I use the OneDrive for a few files, but none of which are really important so it feels a bit scary to use it for something as important as my bank balances. I have to state here that it is only the transactions that are stored. No bank or personal details are kept within the data files, but it does worry me. Does anyone else have the same fears?

Doing a bit of computer housekeeping …


I (currently) own two laptops. My main one sits on my computer desk in the living room but the previous one lives in S****s (the spare bedroom) bedroom. Both work fine but the old one was beginning to get a little slow. So on Friday I decided to give a good clear out and try and bring it to a more reasonable speed. I first spent about three hours getting the system up-to date. As I tend not to use it as much as I use the more recent one, it had fallen a little behind with the “up-dates”.

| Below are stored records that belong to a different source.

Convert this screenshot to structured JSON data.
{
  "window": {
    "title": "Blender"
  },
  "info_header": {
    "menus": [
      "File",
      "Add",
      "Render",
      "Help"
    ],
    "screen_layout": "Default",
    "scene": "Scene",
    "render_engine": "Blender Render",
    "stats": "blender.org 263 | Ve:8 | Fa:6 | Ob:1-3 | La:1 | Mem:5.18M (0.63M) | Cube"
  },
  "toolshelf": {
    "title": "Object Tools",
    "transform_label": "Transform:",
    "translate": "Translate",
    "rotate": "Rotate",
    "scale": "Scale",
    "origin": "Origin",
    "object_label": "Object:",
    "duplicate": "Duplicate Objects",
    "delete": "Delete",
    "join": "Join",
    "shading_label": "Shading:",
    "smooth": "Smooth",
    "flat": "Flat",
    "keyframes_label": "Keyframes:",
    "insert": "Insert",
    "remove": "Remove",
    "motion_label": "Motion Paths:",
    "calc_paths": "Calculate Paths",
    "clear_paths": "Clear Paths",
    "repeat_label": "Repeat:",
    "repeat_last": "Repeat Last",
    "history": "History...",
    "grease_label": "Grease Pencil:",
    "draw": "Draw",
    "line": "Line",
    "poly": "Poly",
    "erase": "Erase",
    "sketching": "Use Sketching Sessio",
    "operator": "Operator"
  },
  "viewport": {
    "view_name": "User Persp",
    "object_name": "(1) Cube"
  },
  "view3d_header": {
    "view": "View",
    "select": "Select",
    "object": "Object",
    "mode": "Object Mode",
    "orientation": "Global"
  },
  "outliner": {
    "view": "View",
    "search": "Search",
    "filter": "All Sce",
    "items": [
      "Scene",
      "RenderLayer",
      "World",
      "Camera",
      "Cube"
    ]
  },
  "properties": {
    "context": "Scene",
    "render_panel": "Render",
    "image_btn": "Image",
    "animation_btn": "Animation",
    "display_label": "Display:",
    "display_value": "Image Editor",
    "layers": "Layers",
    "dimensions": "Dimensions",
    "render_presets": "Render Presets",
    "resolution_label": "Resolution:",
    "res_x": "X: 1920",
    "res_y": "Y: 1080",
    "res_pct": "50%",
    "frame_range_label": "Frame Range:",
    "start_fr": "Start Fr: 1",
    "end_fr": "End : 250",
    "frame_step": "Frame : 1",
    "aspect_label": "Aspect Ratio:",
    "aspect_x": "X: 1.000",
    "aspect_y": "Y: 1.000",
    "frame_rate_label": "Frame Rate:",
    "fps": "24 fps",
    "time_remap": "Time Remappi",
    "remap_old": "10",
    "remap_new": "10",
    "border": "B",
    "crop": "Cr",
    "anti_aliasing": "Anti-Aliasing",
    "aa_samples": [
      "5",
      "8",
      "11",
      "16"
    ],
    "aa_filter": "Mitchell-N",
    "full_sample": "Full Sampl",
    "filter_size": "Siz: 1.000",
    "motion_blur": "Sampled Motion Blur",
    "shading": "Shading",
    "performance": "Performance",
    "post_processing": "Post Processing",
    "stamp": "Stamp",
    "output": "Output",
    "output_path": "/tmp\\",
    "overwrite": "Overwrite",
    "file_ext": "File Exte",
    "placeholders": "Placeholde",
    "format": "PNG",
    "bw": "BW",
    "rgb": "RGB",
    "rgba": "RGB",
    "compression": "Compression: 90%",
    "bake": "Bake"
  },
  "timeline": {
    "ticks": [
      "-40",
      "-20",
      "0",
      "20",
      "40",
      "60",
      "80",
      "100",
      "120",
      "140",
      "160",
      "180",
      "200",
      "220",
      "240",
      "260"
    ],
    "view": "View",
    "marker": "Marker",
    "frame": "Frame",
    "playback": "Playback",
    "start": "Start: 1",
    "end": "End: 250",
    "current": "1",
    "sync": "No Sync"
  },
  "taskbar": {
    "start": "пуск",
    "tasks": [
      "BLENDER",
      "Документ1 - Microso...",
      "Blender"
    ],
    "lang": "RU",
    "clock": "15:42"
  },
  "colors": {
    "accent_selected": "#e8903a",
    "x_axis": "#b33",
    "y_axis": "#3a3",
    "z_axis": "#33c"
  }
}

On Saturday morning I ran a small piece of software that checks most of my applications to see if there re any updates for them. The list was quite large, but as I was not going to be using all the applications on the laptop, I only updated a few. Later in the day I began to uninstall some of the bigger software apps. I managed to get three done before I got fed up with it. Started again this morning and after around four hours, I was in a position to write this post. The machine is now much faster, and it is my intention to use this one to work on any creative writing I happen to be engaged in.

The problem I had was the the Microsoft cloud storage on the ‘old’ laptop was called “SkyDrive” whereas on the ‘newer’ laptop it’s called “OneDrive”. It caused me a bit of grief to get the two synchronised, but I eventually got it sorted. You see if I wanted to do any work, such as write this blog on a Sunday, it was a problem. R*** like to use my newer laptop before he has his lunch, and this has now become part of his routine. It meant that any ideas I wanted to write down had to wait until he had finished.

Office Online


Well just had a crack at sharing a file using Microsoft Office Online. I uploaded a  .docx file, and invited someone to share it. I’m not sure if they will be able to open or view it, as they may not have the correct software. They may not even have the knowledge or skill to open or view it. If they cannot, I’ll have to resort to email, which is probably what I should have done in the first place.

I am not sure about this ‘cloud’ thing at all. I certainly will not be uploading anything of real value for the time being. I’m still coming to terms with Office 2007 and the ‘ribbon’. If Office Online works, and the hackers don’t get hold of it, then it could become a useful tool for home and work. I don’t suppose our work IT department will be promoting it. We tend to lag behind with this kind of ‘net’ technology. Mind you, I suppose it could be a real security threat. If someone uploaded a sensitive document, and then shared it with the wrong group of people !!!